The gospel reading in John 20:1-18 tells us how death loses. Who was Mary looking for when she went to the tomb that early morning? The stone had been rolled away. The tomb was empty. The linen cloths were all that remained. Jesus’ body was gone. Mary had many questions rolling around in her head. Had the Roman guards stolen the body to mock Jesus publicly in the streets? Did some of the disciples take Jesus’ body to make it look like he had risen from the dead? Had she gone to the wrong tomb? Had Jesus only fainted on the cross, later waking and walking out of the tomb? Mary lingered around the tomb grieving and trying to hold onto the past the best she could. And then she heard Jesus call her name. The resurrection happened. Yet, the Pharisees were struttin’ around, laughin’, and pokin’ each other in the ribs. They thought they were back in charge of things, but they didn’t know that it was only Friday! Sunday’s comin’!” “It’s Friday, but Sunday’s comin’! Sunday’s here! Death loses!
Death was defeated on the third day after the crucifixion of Jesus. God’s labor of restoration involves reconciliation between those who are divided. This work of restoration and reconciliation continues until the last day when the trumpet sounds. The love God has for you is made manifest in the risen One, the One who knows you the best and loves you the most. Jesus, the risen One is the Alpha and the Omega, the beginning, and the end. The risen One, Jesus Christ, is always front and center, beckoning you to let go of the past and allow him to live his life through you to usher in the new way of living and being church. The risen One, Jesus Christ, is your hope.
Do not regress into the past, but move toward the future promised in God. Love wins! Death loses! Resurrection Sunday should enliven, enrich, and encourage your soul. New life is now. Accept Jesus Christ as your Savior and Lord. Renew your relationship with Jesus Christ as your Savior and Lord. Jesus’ resurrection from the dead sealed the win for love and the loss for death. Salvation now from all that is deadly and salvation for eternity can be yours today. Sunday’s here. Amen.
Brennan Manning, Abba’s Child, 110. Ibid.

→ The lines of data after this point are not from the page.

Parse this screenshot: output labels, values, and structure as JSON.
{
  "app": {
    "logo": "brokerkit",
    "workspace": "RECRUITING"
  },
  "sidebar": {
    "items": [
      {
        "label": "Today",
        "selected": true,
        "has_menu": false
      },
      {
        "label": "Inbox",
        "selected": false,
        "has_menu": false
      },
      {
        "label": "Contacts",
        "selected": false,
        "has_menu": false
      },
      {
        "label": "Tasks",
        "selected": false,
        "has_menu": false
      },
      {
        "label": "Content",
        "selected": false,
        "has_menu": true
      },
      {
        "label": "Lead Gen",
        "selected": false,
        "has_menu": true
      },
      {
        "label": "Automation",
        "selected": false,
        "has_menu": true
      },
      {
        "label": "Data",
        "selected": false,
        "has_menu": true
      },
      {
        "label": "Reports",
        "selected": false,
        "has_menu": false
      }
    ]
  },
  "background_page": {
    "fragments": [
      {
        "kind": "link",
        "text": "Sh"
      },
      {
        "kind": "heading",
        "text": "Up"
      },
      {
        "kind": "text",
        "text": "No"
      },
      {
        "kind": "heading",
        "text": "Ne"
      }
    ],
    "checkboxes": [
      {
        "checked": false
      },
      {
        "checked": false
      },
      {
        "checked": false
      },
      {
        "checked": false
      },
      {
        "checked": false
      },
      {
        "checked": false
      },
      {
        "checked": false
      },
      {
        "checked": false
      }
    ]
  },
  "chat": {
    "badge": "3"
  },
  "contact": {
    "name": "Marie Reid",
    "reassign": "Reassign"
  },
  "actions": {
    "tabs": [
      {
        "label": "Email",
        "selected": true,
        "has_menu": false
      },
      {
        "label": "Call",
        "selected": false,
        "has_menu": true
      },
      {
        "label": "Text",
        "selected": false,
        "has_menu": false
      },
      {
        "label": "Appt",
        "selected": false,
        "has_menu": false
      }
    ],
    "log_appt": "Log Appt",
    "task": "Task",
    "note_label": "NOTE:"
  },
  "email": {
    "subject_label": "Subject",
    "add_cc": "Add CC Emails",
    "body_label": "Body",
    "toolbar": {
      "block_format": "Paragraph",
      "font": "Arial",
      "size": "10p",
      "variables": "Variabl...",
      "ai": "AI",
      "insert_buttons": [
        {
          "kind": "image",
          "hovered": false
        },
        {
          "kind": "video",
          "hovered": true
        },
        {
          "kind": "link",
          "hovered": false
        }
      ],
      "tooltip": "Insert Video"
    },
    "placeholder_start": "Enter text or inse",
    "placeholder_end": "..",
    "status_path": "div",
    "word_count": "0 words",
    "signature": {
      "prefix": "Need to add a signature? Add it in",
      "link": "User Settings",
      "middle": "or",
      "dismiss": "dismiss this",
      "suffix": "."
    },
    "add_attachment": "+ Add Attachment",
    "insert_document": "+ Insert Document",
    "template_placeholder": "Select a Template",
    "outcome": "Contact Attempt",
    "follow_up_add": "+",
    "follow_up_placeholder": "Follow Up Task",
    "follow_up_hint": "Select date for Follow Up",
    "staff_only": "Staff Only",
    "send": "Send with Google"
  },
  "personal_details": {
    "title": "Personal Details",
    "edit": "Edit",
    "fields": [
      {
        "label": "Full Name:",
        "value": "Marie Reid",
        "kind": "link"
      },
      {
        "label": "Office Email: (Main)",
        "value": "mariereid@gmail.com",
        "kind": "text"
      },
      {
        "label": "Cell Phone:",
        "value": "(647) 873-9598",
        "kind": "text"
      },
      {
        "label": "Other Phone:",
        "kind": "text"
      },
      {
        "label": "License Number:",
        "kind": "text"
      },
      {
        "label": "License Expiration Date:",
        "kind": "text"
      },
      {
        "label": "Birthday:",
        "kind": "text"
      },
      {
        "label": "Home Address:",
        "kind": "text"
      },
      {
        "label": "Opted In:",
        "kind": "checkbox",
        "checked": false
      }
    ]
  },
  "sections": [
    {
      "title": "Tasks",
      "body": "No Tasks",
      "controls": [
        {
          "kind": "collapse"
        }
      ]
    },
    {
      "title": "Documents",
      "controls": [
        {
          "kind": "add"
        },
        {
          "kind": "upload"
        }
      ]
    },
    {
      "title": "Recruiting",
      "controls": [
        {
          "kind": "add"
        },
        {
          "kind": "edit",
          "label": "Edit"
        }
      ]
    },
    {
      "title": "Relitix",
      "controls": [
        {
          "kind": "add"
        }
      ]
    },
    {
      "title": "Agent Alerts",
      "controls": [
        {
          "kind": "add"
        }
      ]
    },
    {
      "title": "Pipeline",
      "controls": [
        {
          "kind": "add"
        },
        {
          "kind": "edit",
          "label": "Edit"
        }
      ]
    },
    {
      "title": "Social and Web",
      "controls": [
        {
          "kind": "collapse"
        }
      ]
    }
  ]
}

Kimberly Bracken Long in David L. Bartlett and Barbara Brown Taylor, Feasting on the Word, Year A, Volume 2 (Louisville, Kentucky: Westminster John Knox Press, 2010), 359. Anthony Campolo, It’s Friday, but Sunday’s Comin’ (Waco, Texas: WORD Books, 1984), 118-119. In the three paragraphs of textual analysis above, I have benefited from the thinking of James C. Howell, John C. Holbert, David Gambrell, Edith M. Humphrey, Cathy Caldwell Hoop, Thomas G. Long, and Jonathan L. Walton as found in Joel B. Green, Thomas G. Long, Luke A. Powery, Cynthia L. Rigby and Carolyn J. Sharp, editors, Connections, Year A, Volume 2 (Louisville, Kentucky: Westminster John Knox Press, 2019), 182-194,182-186, 187-189, 190-192, 192-194, 195-197, and 197-199.